BEGIN SOURCE DATA
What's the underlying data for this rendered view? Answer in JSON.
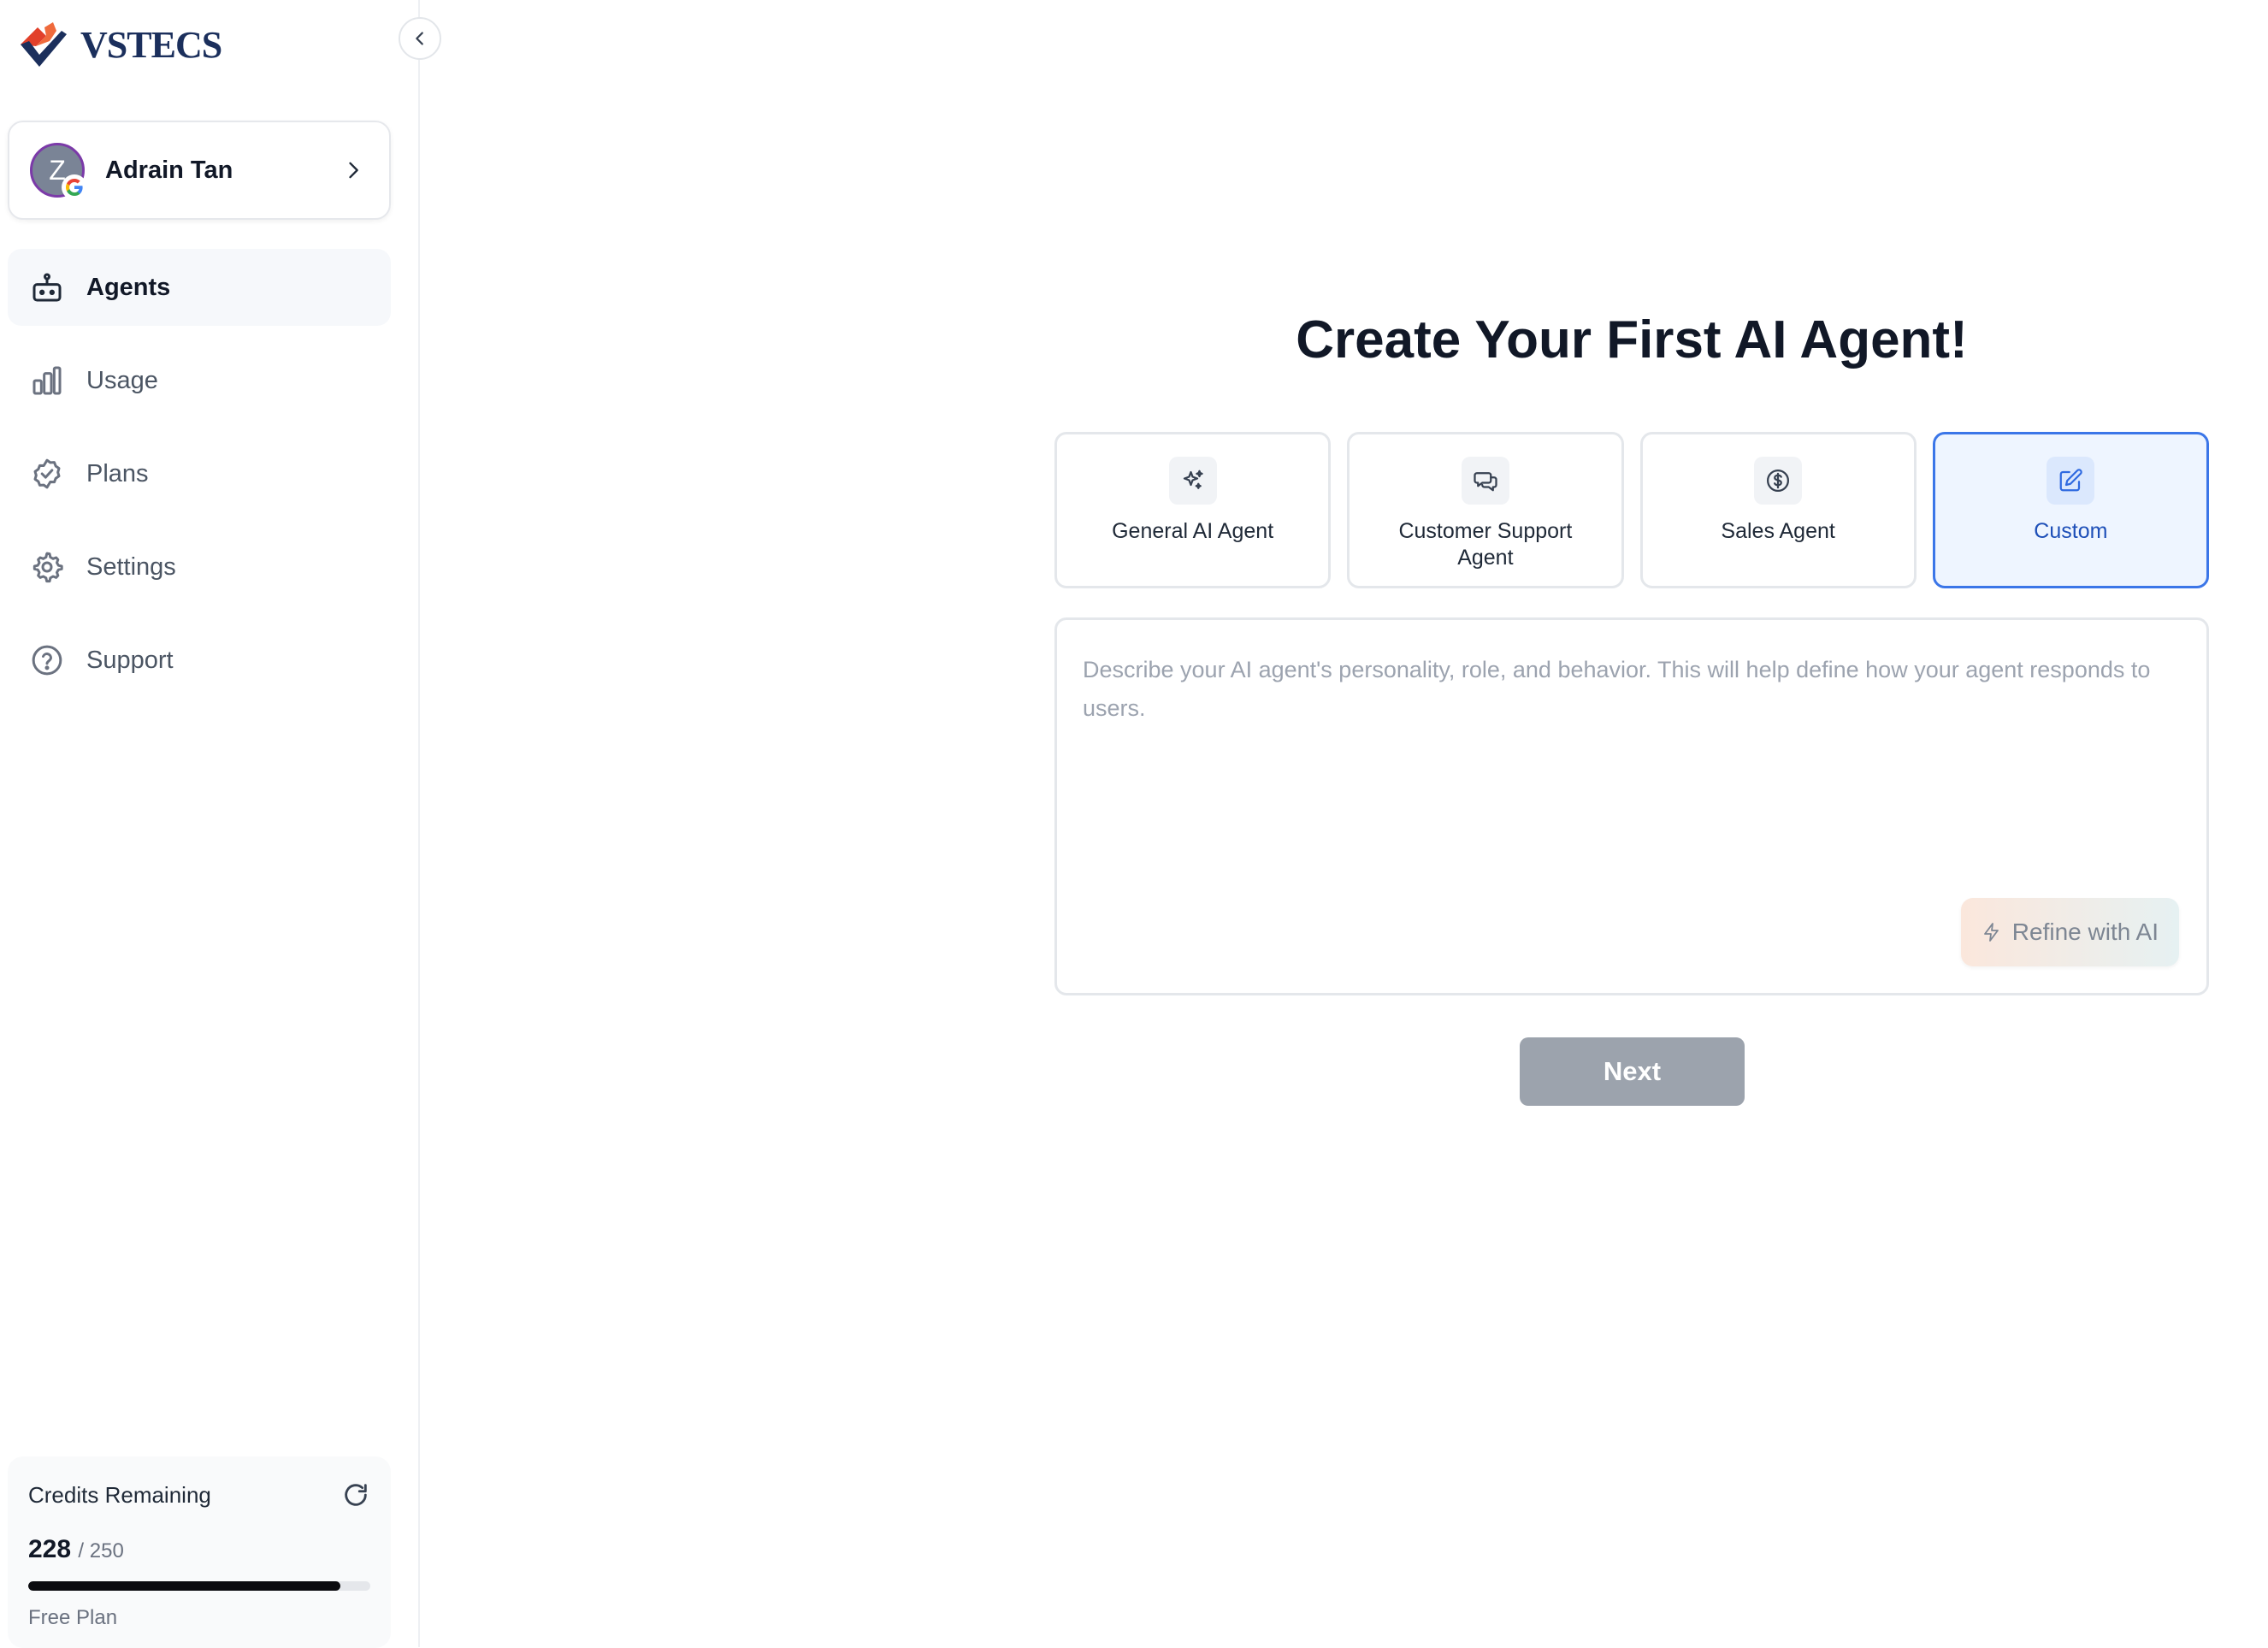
{
  "brand": {
    "name": "VSTECS",
    "colors": {
      "red": "#e2402a",
      "navy": "#1b2f5c"
    }
  },
  "sidebar": {
    "collapse_icon": "chevron-left-icon",
    "user": {
      "initial": "Z",
      "name": "Adrain Tan",
      "provider_icon": "google-icon"
    },
    "items": [
      {
        "label": "Agents",
        "icon": "robot-icon",
        "active": true
      },
      {
        "label": "Usage",
        "icon": "bar-chart-icon",
        "active": false
      },
      {
        "label": "Plans",
        "icon": "badge-check-icon",
        "active": false
      },
      {
        "label": "Settings",
        "icon": "gear-icon",
        "active": false
      },
      {
        "label": "Support",
        "icon": "help-circle-icon",
        "active": false
      }
    ],
    "credits": {
      "label": "Credits Remaining",
      "used": "228",
      "total": "/ 250",
      "fraction": 0.912,
      "plan": "Free Plan"
    }
  },
  "main": {
    "title": "Create Your First AI Agent!",
    "agent_types": [
      {
        "label": "General AI Agent",
        "icon": "sparkles-icon",
        "selected": false
      },
      {
        "label": "Customer Support Agent",
        "icon": "chat-icon",
        "selected": false
      },
      {
        "label": "Sales Agent",
        "icon": "dollar-circle-icon",
        "selected": false
      },
      {
        "label": "Custom",
        "icon": "edit-icon",
        "selected": true
      }
    ],
    "prompt": {
      "value": "",
      "placeholder": "Describe your AI agent's personality, role, and behavior. This will help define how your agent responds to users."
    },
    "refine_label": "Refine with AI",
    "next_label": "Next",
    "accent": "#3b76e8"
  }
}
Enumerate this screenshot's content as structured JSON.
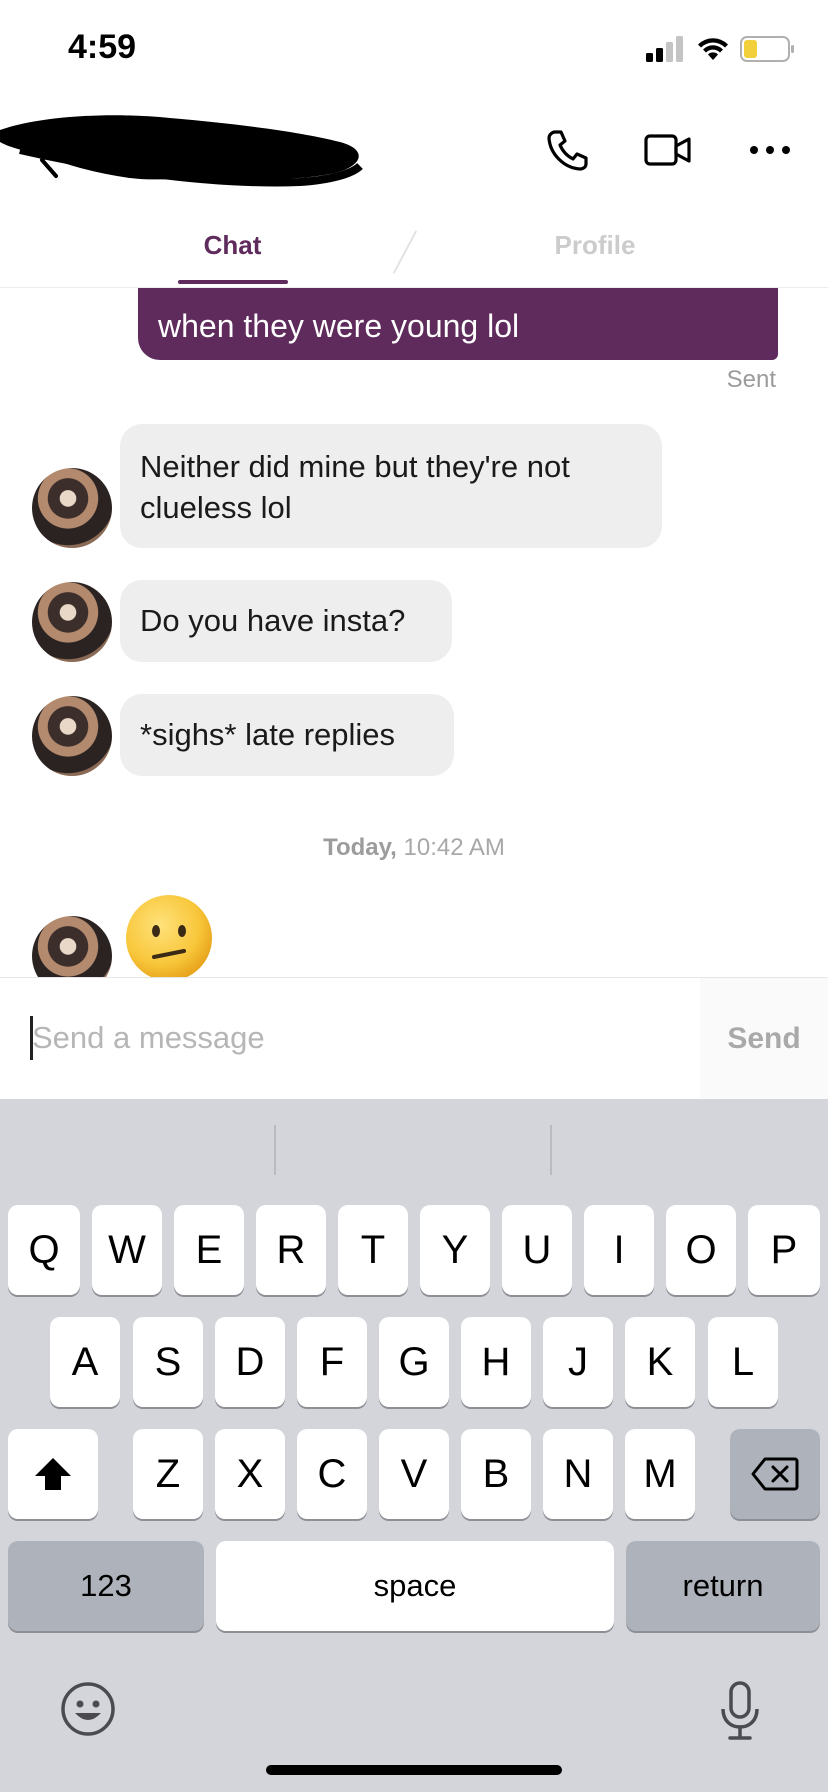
{
  "status_bar": {
    "time": "4:59"
  },
  "header": {
    "icons": {
      "back": "chevron-left-icon",
      "call": "phone-icon",
      "video": "video-camera-icon",
      "more": "ellipsis-icon"
    },
    "tabs": [
      {
        "label": "Chat",
        "active": true
      },
      {
        "label": "Profile",
        "active": false
      }
    ]
  },
  "chat": {
    "outgoing": {
      "text": "when they were young lol",
      "status": "Sent"
    },
    "incoming": [
      {
        "line1": "Neither did mine but they're not",
        "line2": "clueless lol"
      },
      {
        "text": "Do you have insta?"
      },
      {
        "text": "*sighs* late replies"
      }
    ],
    "timestamp": {
      "day": "Today,",
      "time": "10:42 AM"
    },
    "last_emoji": "confused-face-emoji"
  },
  "composer": {
    "placeholder": "Send a message",
    "value": "",
    "send_label": "Send"
  },
  "keyboard": {
    "row1": [
      "Q",
      "W",
      "E",
      "R",
      "T",
      "Y",
      "U",
      "I",
      "O",
      "P"
    ],
    "row2": [
      "A",
      "S",
      "D",
      "F",
      "G",
      "H",
      "J",
      "K",
      "L"
    ],
    "row3": [
      "Z",
      "X",
      "C",
      "V",
      "B",
      "N",
      "M"
    ],
    "numbers_label": "123",
    "space_label": "space",
    "return_label": "return"
  },
  "colors": {
    "brand": "#5f2b5c",
    "bubble_in": "#eeeeee",
    "keyboard_bg": "#d3d5db"
  }
}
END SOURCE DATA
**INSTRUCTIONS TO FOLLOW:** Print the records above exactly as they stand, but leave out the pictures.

**ANSWER FOR THE TASK:**
What's the underlying data for this rendered view? Answer in JSON.
{
  "brand": {
    "name": "VSTECS",
    "colors": {
      "red": "#e2402a",
      "navy": "#1b2f5c"
    }
  },
  "sidebar": {
    "collapse_icon": "chevron-left-icon",
    "user": {
      "initial": "Z",
      "name": "Adrain Tan",
      "provider_icon": "google-icon"
    },
    "items": [
      {
        "label": "Agents",
        "icon": "robot-icon",
        "active": true
      },
      {
        "label": "Usage",
        "icon": "bar-chart-icon",
        "active": false
      },
      {
        "label": "Plans",
        "icon": "badge-check-icon",
        "active": false
      },
      {
        "label": "Settings",
        "icon": "gear-icon",
        "active": false
      },
      {
        "label": "Support",
        "icon": "help-circle-icon",
        "active": false
      }
    ],
    "credits": {
      "label": "Credits Remaining",
      "used": "228",
      "total": "/ 250",
      "fraction": 0.912,
      "plan": "Free Plan"
    }
  },
  "main": {
    "title": "Create Your First AI Agent!",
    "agent_types": [
      {
        "label": "General AI Agent",
        "icon": "sparkles-icon",
        "selected": false
      },
      {
        "label": "Customer Support Agent",
        "icon": "chat-icon",
        "selected": false
      },
      {
        "label": "Sales Agent",
        "icon": "dollar-circle-icon",
        "selected": false
      },
      {
        "label": "Custom",
        "icon": "edit-icon",
        "selected": true
      }
    ],
    "prompt": {
      "value": "",
      "placeholder": "Describe your AI agent's personality, role, and behavior. This will help define how your agent responds to users."
    },
    "refine_label": "Refine with AI",
    "next_label": "Next",
    "accent": "#3b76e8"
  }
}
Enumerate this screenshot's content as structured JSON.
{
  "status_bar": {
    "time": "4:59"
  },
  "header": {
    "icons": {
      "back": "chevron-left-icon",
      "call": "phone-icon",
      "video": "video-camera-icon",
      "more": "ellipsis-icon"
    },
    "tabs": [
      {
        "label": "Chat",
        "active": true
      },
      {
        "label": "Profile",
        "active": false
      }
    ]
  },
  "chat": {
    "outgoing": {
      "text": "when they were young lol",
      "status": "Sent"
    },
    "incoming": [
      {
        "line1": "Neither did mine but they're not",
        "line2": "clueless lol"
      },
      {
        "text": "Do you have insta?"
      },
      {
        "text": "*sighs* late replies"
      }
    ],
    "timestamp": {
      "day": "Today,",
      "time": "10:42 AM"
    },
    "last_emoji": "confused-face-emoji"
  },
  "composer": {
    "placeholder": "Send a message",
    "value": "",
    "send_label": "Send"
  },
  "keyboard": {
    "row1": [
      "Q",
      "W",
      "E",
      "R",
      "T",
      "Y",
      "U",
      "I",
      "O",
      "P"
    ],
    "row2": [
      "A",
      "S",
      "D",
      "F",
      "G",
      "H",
      "J",
      "K",
      "L"
    ],
    "row3": [
      "Z",
      "X",
      "C",
      "V",
      "B",
      "N",
      "M"
    ],
    "numbers_label": "123",
    "space_label": "space",
    "return_label": "return"
  },
  "colors": {
    "brand": "#5f2b5c",
    "bubble_in": "#eeeeee",
    "keyboard_bg": "#d3d5db"
  }
}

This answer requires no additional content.